*** Opening Dataset records ***
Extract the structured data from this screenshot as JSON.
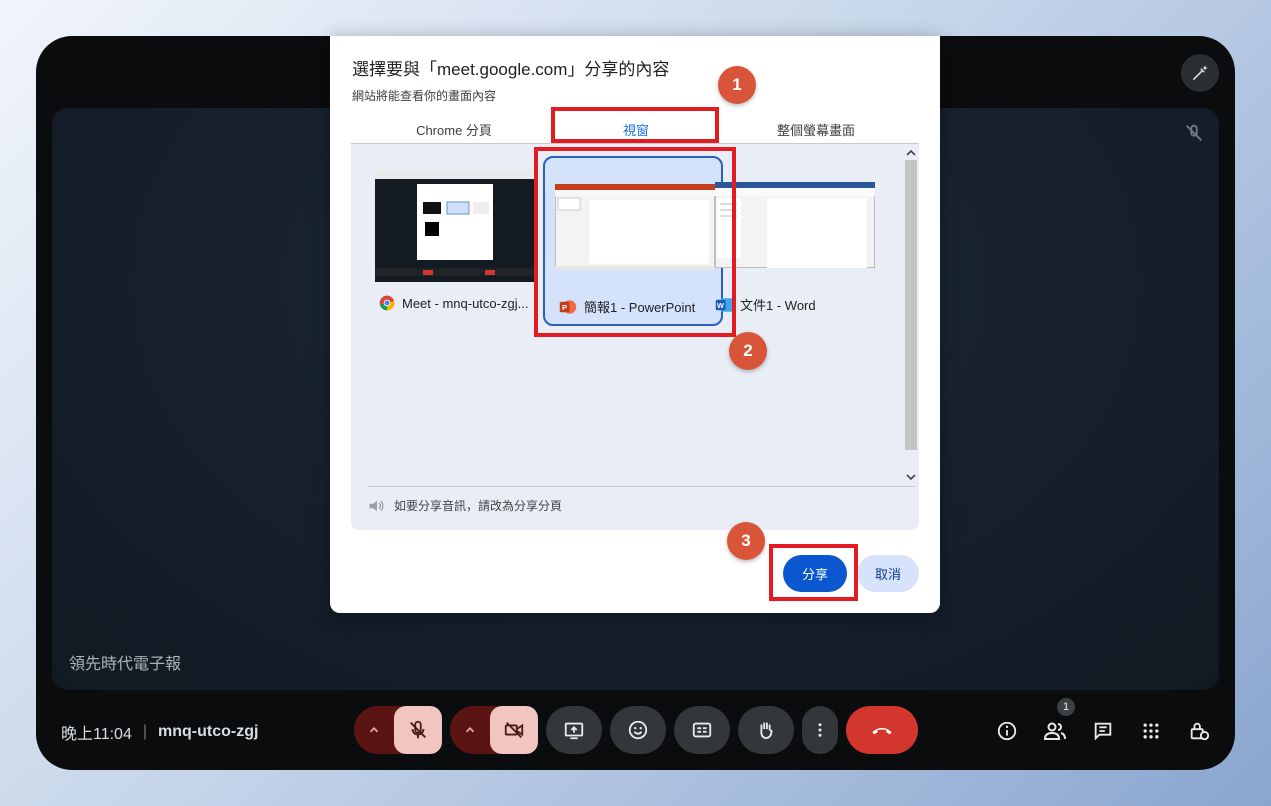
{
  "meeting": {
    "stage_name": "領先時代電子報",
    "time": "晚上11:04",
    "separator": "|",
    "code": "mnq-utco-zgj",
    "people_badge": "1"
  },
  "dialog": {
    "title": "選擇要與「meet.google.com」分享的內容",
    "subtitle": "網站將能查看你的畫面內容",
    "tabs": [
      "Chrome 分頁",
      "視窗",
      "整個螢幕畫面"
    ],
    "active_tab": "視窗",
    "windows": [
      {
        "label": "Meet - mnq-utco-zgj...",
        "icon": "chrome-icon"
      },
      {
        "label": "簡報1 - PowerPoint",
        "icon": "powerpoint-icon",
        "selected": true
      },
      {
        "label": "文件1 - Word",
        "icon": "word-icon"
      }
    ],
    "audio_note": "如要分享音訊，請改為分享分頁",
    "share_button": "分享",
    "cancel_button": "取消"
  },
  "annotations": [
    "1",
    "2",
    "3"
  ],
  "colors": {
    "accent": "#1a73e8",
    "primary_button": "#0b57d0",
    "annotation_red": "#e31b23",
    "annotation_badge": "#d9553a",
    "end_call": "#d3362d"
  }
}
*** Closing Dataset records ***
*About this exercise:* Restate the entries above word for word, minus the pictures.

*Solved problem:*
Extract the structured data from this screenshot as JSON.
{
  "meeting": {
    "stage_name": "領先時代電子報",
    "time": "晚上11:04",
    "separator": "|",
    "code": "mnq-utco-zgj",
    "people_badge": "1"
  },
  "dialog": {
    "title": "選擇要與「meet.google.com」分享的內容",
    "subtitle": "網站將能查看你的畫面內容",
    "tabs": [
      "Chrome 分頁",
      "視窗",
      "整個螢幕畫面"
    ],
    "active_tab": "視窗",
    "windows": [
      {
        "label": "Meet - mnq-utco-zgj...",
        "icon": "chrome-icon"
      },
      {
        "label": "簡報1 - PowerPoint",
        "icon": "powerpoint-icon",
        "selected": true
      },
      {
        "label": "文件1 - Word",
        "icon": "word-icon"
      }
    ],
    "audio_note": "如要分享音訊，請改為分享分頁",
    "share_button": "分享",
    "cancel_button": "取消"
  },
  "annotations": [
    "1",
    "2",
    "3"
  ],
  "colors": {
    "accent": "#1a73e8",
    "primary_button": "#0b57d0",
    "annotation_red": "#e31b23",
    "annotation_badge": "#d9553a",
    "end_call": "#d3362d"
  }
}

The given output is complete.